Jennifer Lee: Yes, and I'm going to share something that might seem like I'm telling you to have an out-of-body experience, but it really does work. When you're going through this process, making that phone call to the bigger client, the one that makes you nervous, sometimes it's okay to give yourself an alter ego, like a pseudo ego.
I had a client who's name is Wendy. When it came to doing something difficult like these calls, she was like, "I can't do it, but my sister Barbara would be able to do it." And I said, "Well, why don't you just become Barbara for the day and think like Barbara?" And so whenever she has to do something really difficultâ€”now she's gotten past itâ€”but when she has to do something really difficult, she's like, "Oh yeah, I'm totally Barbara. Barbara's making this phone call, not Wendy."
So just go ahead and create an entire character in your head. Barbara has 27 years of experience. Barbara has done business with bigger boys before. So Barbara's going to make the phone call. Trick yourself.
Ed Gandia: I would write on my white board, "What would Barbara do?"

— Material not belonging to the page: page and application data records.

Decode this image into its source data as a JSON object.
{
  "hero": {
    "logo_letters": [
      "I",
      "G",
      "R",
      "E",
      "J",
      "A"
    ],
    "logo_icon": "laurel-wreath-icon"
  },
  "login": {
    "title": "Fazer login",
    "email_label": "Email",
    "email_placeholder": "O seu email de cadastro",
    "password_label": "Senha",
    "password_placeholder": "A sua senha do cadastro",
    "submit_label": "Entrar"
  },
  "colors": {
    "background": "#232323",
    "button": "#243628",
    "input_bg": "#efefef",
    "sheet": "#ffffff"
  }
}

Jennifer Lee: Yes, what would Barbara do. I wrote a blog post about that. I got a lot of responses. Be Barbara for the day! It's okay.
Ed Gandia: I like that. I think I've tried that before not even knowing that it was a good tactic, and you're right. What would this person do, how would they act, how would they carry themselves? And just thinking like that for a few minutes makes a big difference.
Ed Gandia: I have one last question for you. One of the things I was taught early on is to never waste a victory. Most freelancers and solopreneurs, when they get a huge win, they stop to celebrate. But that's also when you're at your best. Don't waste that victory. That's when you need to make those phone calls. That's when you need to go after the prospect that scares you. How can you use successes to give you the confidence you need to go after the better clients, the higher-paying projects?
Jennifer Lee: I come from the same background: close the deal, make a call. If you close the deal, you immediately make a phone call, and it's not to your mom to say, "I closed the deal." You make a phone call to the client you've been trying to get a hold of. Your voice, everything about your whole being changes. So close the deal, make a phone call immediately. That's tip number one.
Tip number two is to leverage the fact that you closed the deal. I always like to grab testimonials from my clients and make sure I've got them on my website. That helps the person who's looking at me go, "Oh, you know what, she's worked with Toys "R" Us in the past; that's a pretty big company. I have confidence in her because Toys "R" Us had confidence in them."
On Facebook, I post if I've just closed a big deal or worked with someone. I say, "The American Cancer Society just asked me to be the keynote; what an amazing honor." My phone always rings when I do something like that.
When you're in a proposal situation, there's nothing wrong with name-dropping if you've had success with a business that's similar to the business you're speaking to. "You know what, your concern and need is very similar to the one my client had when I was working for Securian Financial," and then you repeat whatever that concern or need was, "and we were able to resolve it by doing this." That helps the client see you in the light of their world. It also reminds you that you've done this before.
And if you do some other things a little more consistently, you will win and it will keep your confidence level going. You won't have to do some of the things we talked about earlier. You'll just be doing your thing. "They've got a pain; I've got a service that will relieve that pain, let's make it happen."
Once you figure out what you want and are committed to making it happen, the rest is just logistics.
We'd love to hear from you guys! What strategies, tricks and techniques have enabled you to boost your self confidence and go after clients and opportunities that may have once seemed out of reach?
Let us know in the comments area below. Let's get a good conversation going!